Not really. Fortunately, there is a strong trend towards fully online PAC systems. Online credential validation is becoming the new norm. Traditionally, the vast majority of PAC systems were based on offline controller based validation, with periodic credential synchronisation. More recently, the offline capability is becoming more of an emergency backup solution in case of a communication failure. So we dare to say that these days controllers are normally online. Check!


It could be argued that smartphone location is not accurate enough to distinguish between individual doors in a building. Especially in buildings with many floors and densely packed doors.

Luckily, even in this worst case scenario there is light. A normal user would have access rights for a handfull of doors at the same location, not for all doors. If the location is not accurate enough to distinguish between these few doors, there is a simple workaround – the user can select the right door from a short list. Remember, we are using the smartphone app now!

Let’s stick a bit more to the worst case. What about heavy users, such as janitors or security officers? They could have a much longer list of doors to choose from, no doubt. Even if there was nothing we could do about it, we could accept the long list handling as a reasonable trade-off for such special users. However, we can do something about it. Actually, it’s been already done.

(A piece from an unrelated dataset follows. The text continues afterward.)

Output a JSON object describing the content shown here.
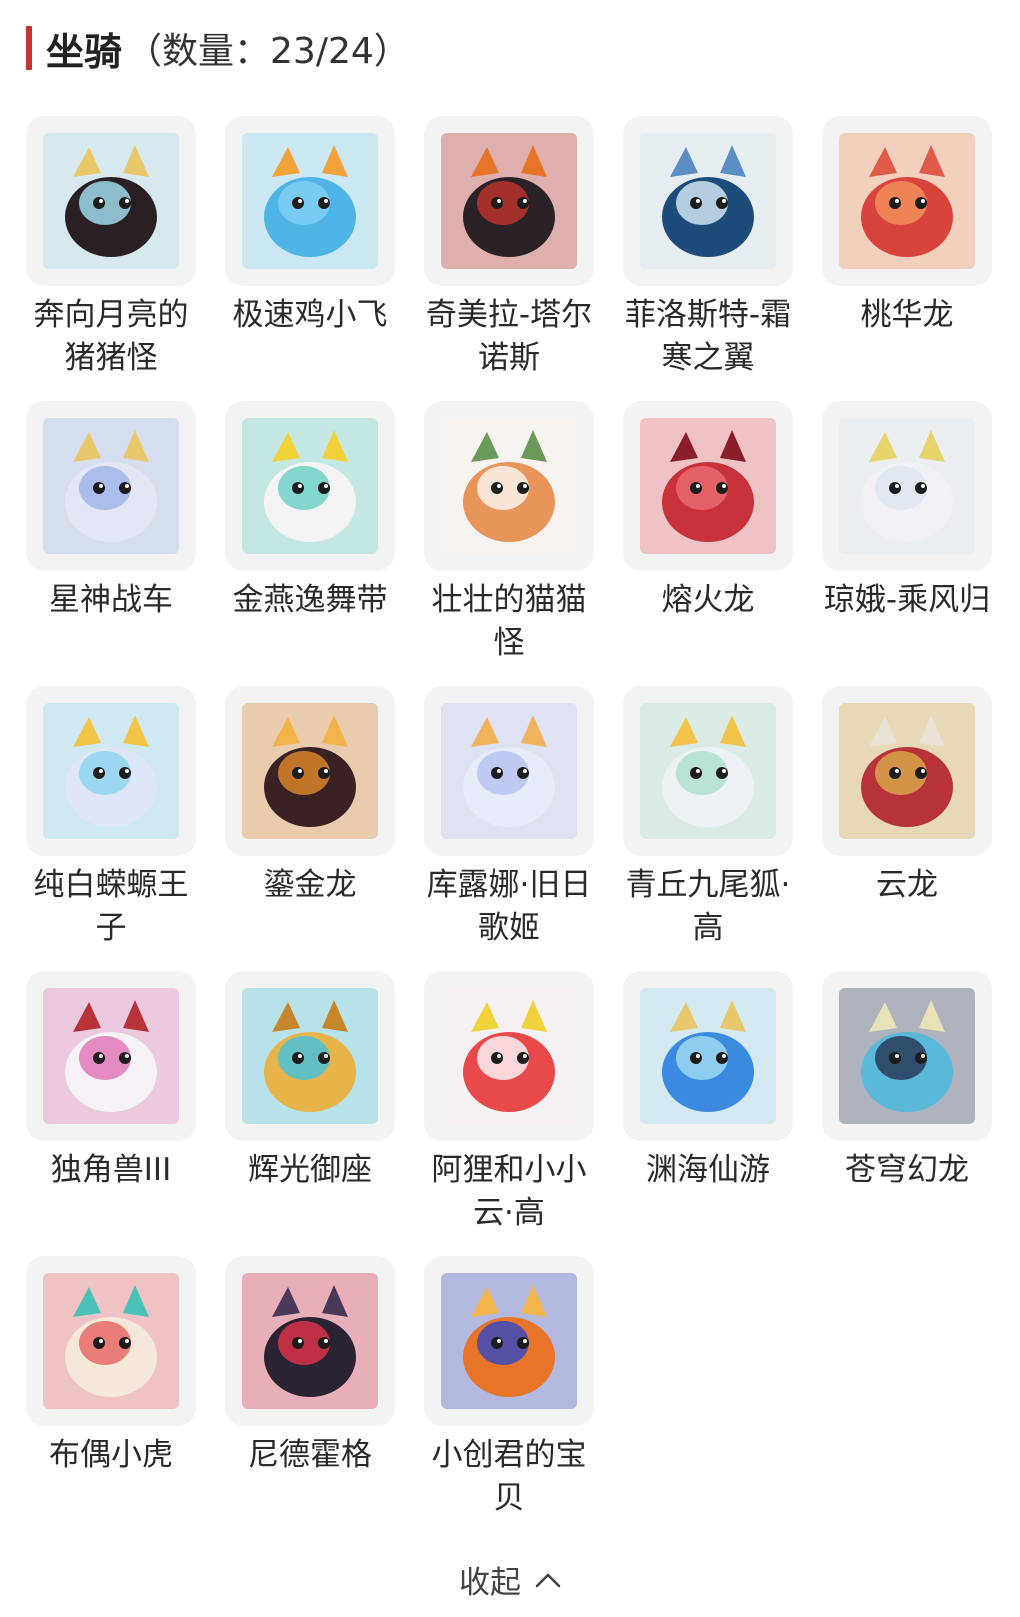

The good news is that smartphone location is becoming increasingly precise through exploiting various microlocation techniques, such as sophisticated Wi-Fi and Bluetooth detection. The location technology does not use just GPS, and it is not limited to outdoors, as some still believe. The use of Wi-Fi and Bluetooth is providing increasingly accurate location, also indoors, sometimes even better than outdoors.

So the likelihood of having to choose from a long list of doors is actually quite small. In many cases, we can expect the location to be spot-on, all we have to do is press the button “Open”. Check!


With both communication and location challenges checked off, what does all this mean for good old badge readers? Are they going to become obsolete? Well, probably, sooner or later, yes!

Shocking as it is, especially for the reader and card industry, it will not happen overnight. The good news for the reader industry is that there is a huge installed base of readers and badges which work well and will work well for many years to come. Readers are reasonably secure, they work also offline (most of them), they are fast and reliable, and some of the latest models will even work with smartphones instead of badges.

So we won’t be seeing many readers being thrown away quite soon. What we will be seeing is readerless access becoming increasingly interesting supplement and eventually an important alternative to readers. Ultimately, cards and card readers will meet their fate, just like fax machines did. Nobody really uses them any more, but they can be still found in many offices, just in case.